President Obama interrupted his vacation Monday afternoon to address the nation on escalating political tensions in Iraq.
Speaking from a grassy clearing near his rented home overlooking the north shore in Chilmark, Mr. Obama reiterated that there is no American military solution to the problems and said Iraq must form an inclusive government. But he called the appointment of a new Iraqi prime minister a “promising step forward,” and said he and the vice president had both telephoned Prime Minister Haider Al-Abadi to offer their support and congratulations.
“There will be difficult days ahead,” the president said.
The brief address came at the end of a day that began with a beach outing by the First Family at a remote south shore location in Edgartown that they have visited before.
Following his address, Mr. Obama traveled by motorcade to the Vineyard Haven home of Roger Brown and Linda Mason for a Democratic Senate Campaign Committee fundraiser. Mr. Brown is president of the Berklee College of Music. The setting on a warm, clear summer evening was under a tent on the lawn of the Victorian-style home overlooking the Lagoon Pond.
Mr. Obama framed his opening remarks by praising the Vineyard and recalling his earlier hours on the beach.
“It’s really wonderful to be at Martha’s Vineyard, especially when the weather is this good,” the president said. “And Michelle and the girls are having a wonderful time. And we were hanging out with some seals this afternoon who came by and said hello . . . It couldn’t have been nicer.”
Massachusetts Sen. Edward M. Markey attended the event, along with Colorado Sen. Michael Bennett.
“I’ve got a lot of old friends here, in addition to Linda and Roger, so I’m not going to give a long speech at the front end,” Mr. Obama said. “On a day like today, in a setting like this, I think a conversation works better.”
He entered to the song Signed, Sealed, Delivered, played by some Berklee students.
His short remarks struck a serious tone too.
“Obviously, we are at a very challenging time,” he said. “When I first came into office, the big challenges were economic. And we were still in the midst of two wars, but we also had an immediate crisis where the financial system had melted down and that it affected Main Street in all sorts of ways. People were losing homes, losing jobs. It wasn’t clear where the bottom was going to be. And we had to act quickly. And as a consequence of the resilience and the strength of the American people, but also some good decisions that we made early on, and the help of a strong Democratic Senate, we were able to right the ship.” He later continued:
“So in all sorts of ways, we are not just stronger than when we — where we were when I first came into office. It’s fair to say that America has the best cards when you look at other countries around the world. There’s no other country you’d rather be than the United States. We are best positioned.
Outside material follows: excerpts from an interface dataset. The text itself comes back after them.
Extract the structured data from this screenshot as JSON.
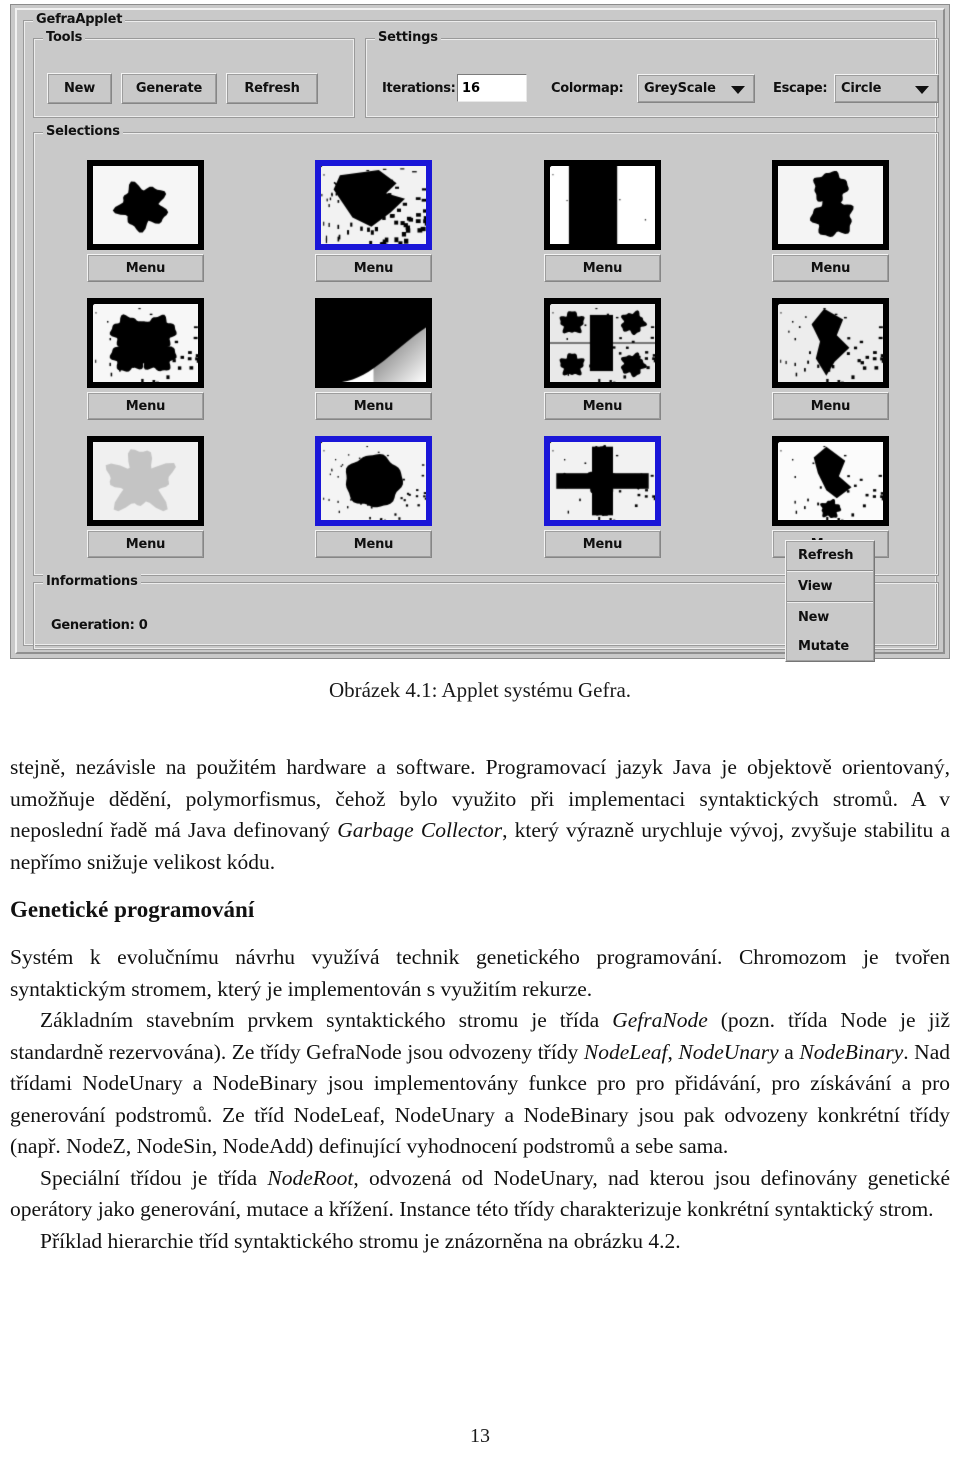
{
  "applet": {
    "window_title": "GefraApplet",
    "tools": {
      "title": "Tools",
      "buttons": [
        {
          "label": "New"
        },
        {
          "label": "Generate"
        },
        {
          "label": "Refresh"
        }
      ]
    },
    "settings": {
      "title": "Settings",
      "iterations_label": "Iterations:",
      "iterations_value": "16",
      "colormap_label": "Colormap:",
      "colormap_value": "GreyScale",
      "escape_label": "Escape:",
      "escape_value": "Circle"
    },
    "selections": {
      "title": "Selections",
      "menu_label": "Menu",
      "selected_color": "#1a16d8",
      "cells": [
        {
          "index": 1,
          "row": 1,
          "col": 1,
          "selected": false,
          "fractal": "round-blob"
        },
        {
          "index": 2,
          "row": 1,
          "col": 2,
          "selected": true,
          "fractal": "jagged-coast"
        },
        {
          "index": 3,
          "row": 1,
          "col": 3,
          "selected": false,
          "fractal": "dark-band"
        },
        {
          "index": 4,
          "row": 1,
          "col": 4,
          "selected": false,
          "fractal": "vertical-lobes"
        },
        {
          "index": 5,
          "row": 2,
          "col": 1,
          "selected": false,
          "fractal": "butterfly"
        },
        {
          "index": 6,
          "row": 2,
          "col": 2,
          "selected": false,
          "fractal": "dark-sweep"
        },
        {
          "index": 7,
          "row": 2,
          "col": 3,
          "selected": false,
          "fractal": "mirrored-corners"
        },
        {
          "index": 8,
          "row": 2,
          "col": 4,
          "selected": false,
          "fractal": "spiky-column"
        },
        {
          "index": 9,
          "row": 3,
          "col": 1,
          "selected": false,
          "fractal": "pale-ghost"
        },
        {
          "index": 10,
          "row": 3,
          "col": 2,
          "selected": true,
          "fractal": "speckled-disc"
        },
        {
          "index": 11,
          "row": 3,
          "col": 3,
          "selected": true,
          "fractal": "cross-star"
        },
        {
          "index": 12,
          "row": 3,
          "col": 4,
          "selected": false,
          "fractal": "diagonal-streak"
        }
      ]
    },
    "informations": {
      "title": "Informations",
      "generation_text": "Generation: 0"
    },
    "context_menu": {
      "items": [
        "Refresh",
        "View",
        "New",
        "Mutate"
      ]
    }
  },
  "document": {
    "figure_caption": "Obrázek 4.1: Applet systému Gefra.",
    "paragraph1": {
      "part1": "stejně, nezávisle na použitém hardware a software. Programovací jazyk Java je objektově orientovaný, umožňuje dědění, polymorfismus, čehož bylo využito při implementaci syntaktických stromů. A v neposlední řadě má Java definovaný ",
      "italic1": "Garbage Collector",
      "part2": ", který výrazně urychluje vývoj, zvyšuje stabilitu a nepřímo snižuje velikost kódu."
    },
    "heading": "Genetické programování",
    "paragraph2": "Systém k evolučnímu návrhu využívá technik genetického programování. Chromozom je tvořen syntaktickým stromem, který je implementován s využitím rekurze.",
    "paragraph3": {
      "part1": "Základním stavebním prvkem syntaktického stromu je třída ",
      "italic1": "GefraNode",
      "part2": " (pozn. třída Node je již standardně rezervována). Ze třídy GefraNode jsou odvozeny třídy ",
      "italic2": "NodeLeaf",
      "part3": ", ",
      "italic3": "NodeUnary",
      "part4": " a ",
      "italic4": "NodeBinary",
      "part5": ". Nad třídami NodeUnary a NodeBinary jsou implementovány funkce pro pro přidávání, pro získávání a pro generování podstromů. Ze tříd NodeLeaf, NodeUnary a NodeBinary jsou pak odvozeny konkrétní třídy (např. NodeZ, NodeSin, NodeAdd) definující vyhodnocení podstromů a sebe sama."
    },
    "paragraph4": {
      "part1": "Speciální třídou je třída ",
      "italic1": "NodeRoot",
      "part2": ", odvozená od NodeUnary, nad kterou jsou definovány genetické operátory jako generování, mutace a křížení. Instance této třídy charakterizuje konkrétní syntaktický strom."
    },
    "paragraph5": "Příklad hierarchie tříd syntaktického stromu je znázorněna na obrázku 4.2.",
    "page_number": "13"
  }
}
And what will determine success in the 21st century is all the stuff that we’re best at — knowledge, innovation.”
The DSCC later said tickets to the fundraiser ranged from $15,000 to $32,000.
The Obamas arrived on the Island Saturday for a two-week vacation. But this year is not all down time for the president. Mr. Obama is scheduled to return to Washington, D.C., for two days on August 17 for business meetings. He is scheduled to return to the Vineyard August 19 and to stay until August 24.